──────── DATA RECORDS

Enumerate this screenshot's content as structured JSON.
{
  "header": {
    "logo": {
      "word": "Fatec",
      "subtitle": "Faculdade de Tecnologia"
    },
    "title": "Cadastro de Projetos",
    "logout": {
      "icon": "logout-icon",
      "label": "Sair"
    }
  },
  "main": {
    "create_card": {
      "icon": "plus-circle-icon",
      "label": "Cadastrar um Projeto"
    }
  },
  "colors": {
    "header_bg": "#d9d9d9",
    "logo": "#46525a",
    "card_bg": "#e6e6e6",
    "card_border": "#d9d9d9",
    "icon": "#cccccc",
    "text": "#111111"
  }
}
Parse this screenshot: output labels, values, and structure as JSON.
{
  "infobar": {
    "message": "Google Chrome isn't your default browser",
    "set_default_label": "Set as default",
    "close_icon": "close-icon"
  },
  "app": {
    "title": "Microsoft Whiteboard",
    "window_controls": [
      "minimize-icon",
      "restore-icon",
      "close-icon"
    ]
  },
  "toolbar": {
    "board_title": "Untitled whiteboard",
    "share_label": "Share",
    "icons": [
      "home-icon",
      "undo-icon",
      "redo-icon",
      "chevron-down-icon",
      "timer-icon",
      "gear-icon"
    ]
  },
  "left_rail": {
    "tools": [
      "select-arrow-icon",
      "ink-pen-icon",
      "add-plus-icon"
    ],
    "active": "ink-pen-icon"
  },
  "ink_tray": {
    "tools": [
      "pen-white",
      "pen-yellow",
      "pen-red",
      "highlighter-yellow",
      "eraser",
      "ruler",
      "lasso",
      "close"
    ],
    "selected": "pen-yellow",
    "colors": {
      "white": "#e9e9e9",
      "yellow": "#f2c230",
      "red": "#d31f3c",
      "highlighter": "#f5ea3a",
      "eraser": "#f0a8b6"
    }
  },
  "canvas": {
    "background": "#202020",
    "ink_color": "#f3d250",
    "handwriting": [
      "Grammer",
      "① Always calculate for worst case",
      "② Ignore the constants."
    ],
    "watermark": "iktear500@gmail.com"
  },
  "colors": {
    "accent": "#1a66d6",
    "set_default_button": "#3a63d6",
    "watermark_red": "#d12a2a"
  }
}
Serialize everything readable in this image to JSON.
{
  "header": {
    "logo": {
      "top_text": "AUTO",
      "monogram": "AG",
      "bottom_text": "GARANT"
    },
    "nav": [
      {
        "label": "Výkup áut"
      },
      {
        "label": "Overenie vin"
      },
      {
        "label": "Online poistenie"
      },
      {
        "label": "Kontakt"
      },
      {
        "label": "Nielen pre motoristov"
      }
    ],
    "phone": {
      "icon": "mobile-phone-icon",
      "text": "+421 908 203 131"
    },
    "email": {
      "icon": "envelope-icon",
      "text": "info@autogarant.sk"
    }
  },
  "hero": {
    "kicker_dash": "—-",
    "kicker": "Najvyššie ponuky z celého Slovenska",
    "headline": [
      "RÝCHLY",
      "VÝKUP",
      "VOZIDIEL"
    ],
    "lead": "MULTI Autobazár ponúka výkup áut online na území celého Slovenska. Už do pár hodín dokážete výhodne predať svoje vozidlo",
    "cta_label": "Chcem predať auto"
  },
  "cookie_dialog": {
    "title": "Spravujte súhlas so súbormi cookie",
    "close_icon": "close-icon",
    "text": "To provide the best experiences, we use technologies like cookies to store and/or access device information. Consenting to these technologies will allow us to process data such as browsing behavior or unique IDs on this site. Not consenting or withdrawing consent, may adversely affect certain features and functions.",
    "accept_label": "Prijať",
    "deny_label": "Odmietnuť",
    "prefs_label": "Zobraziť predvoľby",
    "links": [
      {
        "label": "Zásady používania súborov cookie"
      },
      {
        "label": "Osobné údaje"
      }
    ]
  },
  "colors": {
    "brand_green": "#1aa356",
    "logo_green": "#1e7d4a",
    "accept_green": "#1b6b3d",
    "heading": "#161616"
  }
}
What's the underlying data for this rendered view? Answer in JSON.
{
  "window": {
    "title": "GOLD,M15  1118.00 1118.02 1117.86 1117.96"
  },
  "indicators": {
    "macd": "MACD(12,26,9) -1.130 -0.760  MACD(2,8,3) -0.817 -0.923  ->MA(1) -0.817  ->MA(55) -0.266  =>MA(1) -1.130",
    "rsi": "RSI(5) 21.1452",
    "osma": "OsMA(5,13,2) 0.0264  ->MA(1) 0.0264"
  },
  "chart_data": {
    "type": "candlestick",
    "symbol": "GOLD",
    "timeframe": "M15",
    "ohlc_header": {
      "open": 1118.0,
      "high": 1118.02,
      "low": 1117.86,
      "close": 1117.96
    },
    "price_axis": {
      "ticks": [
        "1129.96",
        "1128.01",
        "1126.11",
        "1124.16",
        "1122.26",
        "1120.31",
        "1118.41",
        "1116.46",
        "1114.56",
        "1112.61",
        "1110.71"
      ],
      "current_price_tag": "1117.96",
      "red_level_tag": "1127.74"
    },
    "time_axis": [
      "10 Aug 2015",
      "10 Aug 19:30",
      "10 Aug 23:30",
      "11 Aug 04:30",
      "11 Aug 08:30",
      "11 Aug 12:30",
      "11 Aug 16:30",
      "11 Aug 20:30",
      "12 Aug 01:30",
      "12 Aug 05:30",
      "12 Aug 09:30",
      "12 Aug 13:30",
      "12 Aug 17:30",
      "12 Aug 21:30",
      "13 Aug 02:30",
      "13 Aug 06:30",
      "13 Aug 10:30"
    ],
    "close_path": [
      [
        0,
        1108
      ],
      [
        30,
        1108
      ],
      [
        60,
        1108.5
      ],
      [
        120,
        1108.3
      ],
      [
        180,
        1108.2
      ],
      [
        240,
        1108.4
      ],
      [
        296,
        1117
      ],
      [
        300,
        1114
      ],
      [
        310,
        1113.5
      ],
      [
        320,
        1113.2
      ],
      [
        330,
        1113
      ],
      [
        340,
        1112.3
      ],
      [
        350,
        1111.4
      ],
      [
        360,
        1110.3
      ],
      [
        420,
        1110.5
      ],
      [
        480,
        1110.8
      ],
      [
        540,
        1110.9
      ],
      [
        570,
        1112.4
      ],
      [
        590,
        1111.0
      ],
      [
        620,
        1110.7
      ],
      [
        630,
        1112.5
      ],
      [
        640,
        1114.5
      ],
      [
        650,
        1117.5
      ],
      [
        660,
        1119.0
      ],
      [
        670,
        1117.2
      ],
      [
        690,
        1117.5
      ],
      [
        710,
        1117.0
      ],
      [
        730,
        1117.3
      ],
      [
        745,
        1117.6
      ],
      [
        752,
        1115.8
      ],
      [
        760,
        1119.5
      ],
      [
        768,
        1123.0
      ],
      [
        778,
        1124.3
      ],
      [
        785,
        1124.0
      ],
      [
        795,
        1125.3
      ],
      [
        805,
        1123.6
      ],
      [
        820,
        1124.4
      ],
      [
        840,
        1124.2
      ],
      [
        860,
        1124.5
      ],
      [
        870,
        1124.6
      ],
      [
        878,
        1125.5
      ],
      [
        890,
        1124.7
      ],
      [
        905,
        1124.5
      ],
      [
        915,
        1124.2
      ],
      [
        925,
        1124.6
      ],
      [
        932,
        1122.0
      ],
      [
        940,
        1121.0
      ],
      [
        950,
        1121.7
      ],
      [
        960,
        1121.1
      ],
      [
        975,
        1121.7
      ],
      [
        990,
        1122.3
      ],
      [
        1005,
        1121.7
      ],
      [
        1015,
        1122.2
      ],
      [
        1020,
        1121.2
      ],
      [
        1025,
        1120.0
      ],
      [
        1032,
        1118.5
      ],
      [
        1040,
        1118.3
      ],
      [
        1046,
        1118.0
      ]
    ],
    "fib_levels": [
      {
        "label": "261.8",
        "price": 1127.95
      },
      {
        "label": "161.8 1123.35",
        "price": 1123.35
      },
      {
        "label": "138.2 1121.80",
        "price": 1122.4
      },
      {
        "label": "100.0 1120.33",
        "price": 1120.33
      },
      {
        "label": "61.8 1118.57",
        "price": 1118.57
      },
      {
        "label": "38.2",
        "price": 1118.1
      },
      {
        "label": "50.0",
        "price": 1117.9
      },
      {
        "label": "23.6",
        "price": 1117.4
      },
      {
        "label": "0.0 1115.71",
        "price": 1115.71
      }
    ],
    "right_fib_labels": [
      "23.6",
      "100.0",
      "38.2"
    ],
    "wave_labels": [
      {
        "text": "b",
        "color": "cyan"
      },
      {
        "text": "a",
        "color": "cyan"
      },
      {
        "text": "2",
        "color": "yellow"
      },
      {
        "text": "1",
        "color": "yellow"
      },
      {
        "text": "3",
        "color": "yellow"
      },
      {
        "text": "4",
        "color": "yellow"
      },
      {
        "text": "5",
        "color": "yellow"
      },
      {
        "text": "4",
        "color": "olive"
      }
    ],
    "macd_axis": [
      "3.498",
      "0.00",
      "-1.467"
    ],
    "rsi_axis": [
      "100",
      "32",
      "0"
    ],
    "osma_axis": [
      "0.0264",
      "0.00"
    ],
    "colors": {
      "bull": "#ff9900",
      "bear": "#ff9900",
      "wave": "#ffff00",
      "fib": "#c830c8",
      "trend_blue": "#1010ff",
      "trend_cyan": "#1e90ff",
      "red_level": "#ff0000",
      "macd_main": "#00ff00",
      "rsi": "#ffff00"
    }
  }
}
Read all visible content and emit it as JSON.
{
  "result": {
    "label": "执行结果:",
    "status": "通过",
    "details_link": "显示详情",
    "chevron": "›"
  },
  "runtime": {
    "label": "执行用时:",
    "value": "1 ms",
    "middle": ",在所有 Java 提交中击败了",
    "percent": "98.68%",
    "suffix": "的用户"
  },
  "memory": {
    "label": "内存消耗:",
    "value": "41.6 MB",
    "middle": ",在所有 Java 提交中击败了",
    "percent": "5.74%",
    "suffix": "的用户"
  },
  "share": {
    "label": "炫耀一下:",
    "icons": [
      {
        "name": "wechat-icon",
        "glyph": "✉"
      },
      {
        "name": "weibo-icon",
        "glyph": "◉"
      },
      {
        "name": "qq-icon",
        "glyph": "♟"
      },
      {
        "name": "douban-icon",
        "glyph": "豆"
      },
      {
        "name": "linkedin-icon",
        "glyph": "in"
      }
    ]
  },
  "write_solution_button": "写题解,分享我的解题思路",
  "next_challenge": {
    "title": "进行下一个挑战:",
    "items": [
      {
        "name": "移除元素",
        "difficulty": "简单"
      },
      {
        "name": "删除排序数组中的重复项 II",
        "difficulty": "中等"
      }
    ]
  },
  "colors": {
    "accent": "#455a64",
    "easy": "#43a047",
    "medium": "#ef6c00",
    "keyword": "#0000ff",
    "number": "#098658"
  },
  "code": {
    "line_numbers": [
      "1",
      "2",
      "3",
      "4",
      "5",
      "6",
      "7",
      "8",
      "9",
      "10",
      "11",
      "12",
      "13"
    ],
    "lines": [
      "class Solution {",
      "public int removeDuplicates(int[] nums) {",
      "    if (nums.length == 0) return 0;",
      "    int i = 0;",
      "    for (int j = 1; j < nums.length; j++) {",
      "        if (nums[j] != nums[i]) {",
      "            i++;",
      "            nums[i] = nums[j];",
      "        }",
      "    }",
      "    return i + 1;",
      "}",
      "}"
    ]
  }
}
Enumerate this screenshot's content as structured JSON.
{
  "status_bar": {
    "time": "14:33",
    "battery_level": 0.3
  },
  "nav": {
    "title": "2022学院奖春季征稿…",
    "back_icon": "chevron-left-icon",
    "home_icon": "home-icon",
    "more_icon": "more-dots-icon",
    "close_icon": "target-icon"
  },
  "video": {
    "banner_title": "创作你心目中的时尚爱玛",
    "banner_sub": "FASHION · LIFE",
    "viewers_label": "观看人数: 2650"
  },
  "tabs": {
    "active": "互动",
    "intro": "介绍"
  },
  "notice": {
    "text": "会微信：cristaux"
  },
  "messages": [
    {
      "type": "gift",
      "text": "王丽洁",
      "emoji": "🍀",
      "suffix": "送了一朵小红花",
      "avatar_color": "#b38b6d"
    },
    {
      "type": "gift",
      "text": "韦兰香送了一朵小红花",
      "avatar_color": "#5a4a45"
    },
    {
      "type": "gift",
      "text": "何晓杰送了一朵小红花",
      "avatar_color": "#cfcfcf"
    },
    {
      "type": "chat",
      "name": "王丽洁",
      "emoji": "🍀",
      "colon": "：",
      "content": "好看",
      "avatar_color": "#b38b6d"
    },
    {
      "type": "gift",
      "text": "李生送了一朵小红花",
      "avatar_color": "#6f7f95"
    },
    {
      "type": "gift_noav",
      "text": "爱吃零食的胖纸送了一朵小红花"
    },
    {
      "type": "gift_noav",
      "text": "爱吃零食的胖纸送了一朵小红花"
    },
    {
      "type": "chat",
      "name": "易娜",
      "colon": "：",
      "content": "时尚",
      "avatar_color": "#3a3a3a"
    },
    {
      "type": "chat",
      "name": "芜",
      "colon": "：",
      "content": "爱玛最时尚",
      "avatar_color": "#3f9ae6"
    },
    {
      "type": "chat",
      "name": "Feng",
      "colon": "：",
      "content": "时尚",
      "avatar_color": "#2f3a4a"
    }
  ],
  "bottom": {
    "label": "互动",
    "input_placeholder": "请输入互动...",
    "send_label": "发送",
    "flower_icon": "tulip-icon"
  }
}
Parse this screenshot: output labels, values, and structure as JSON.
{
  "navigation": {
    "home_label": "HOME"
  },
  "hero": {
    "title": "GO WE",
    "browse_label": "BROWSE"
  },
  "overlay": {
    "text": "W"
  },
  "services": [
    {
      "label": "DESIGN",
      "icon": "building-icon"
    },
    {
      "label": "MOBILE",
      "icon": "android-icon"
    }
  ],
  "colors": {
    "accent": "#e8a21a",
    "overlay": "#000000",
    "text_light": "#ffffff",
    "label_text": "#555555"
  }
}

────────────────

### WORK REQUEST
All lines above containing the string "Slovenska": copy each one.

### YOUR RESPONSE
    "kicker": "Najvyššie ponuky z celého Slovenska",
    "lead": "MULTI Autobazár ponúka výkup áut online na území celého Slovenska. Už do pár hodín dokážete výhodne predať svoje vozidlo",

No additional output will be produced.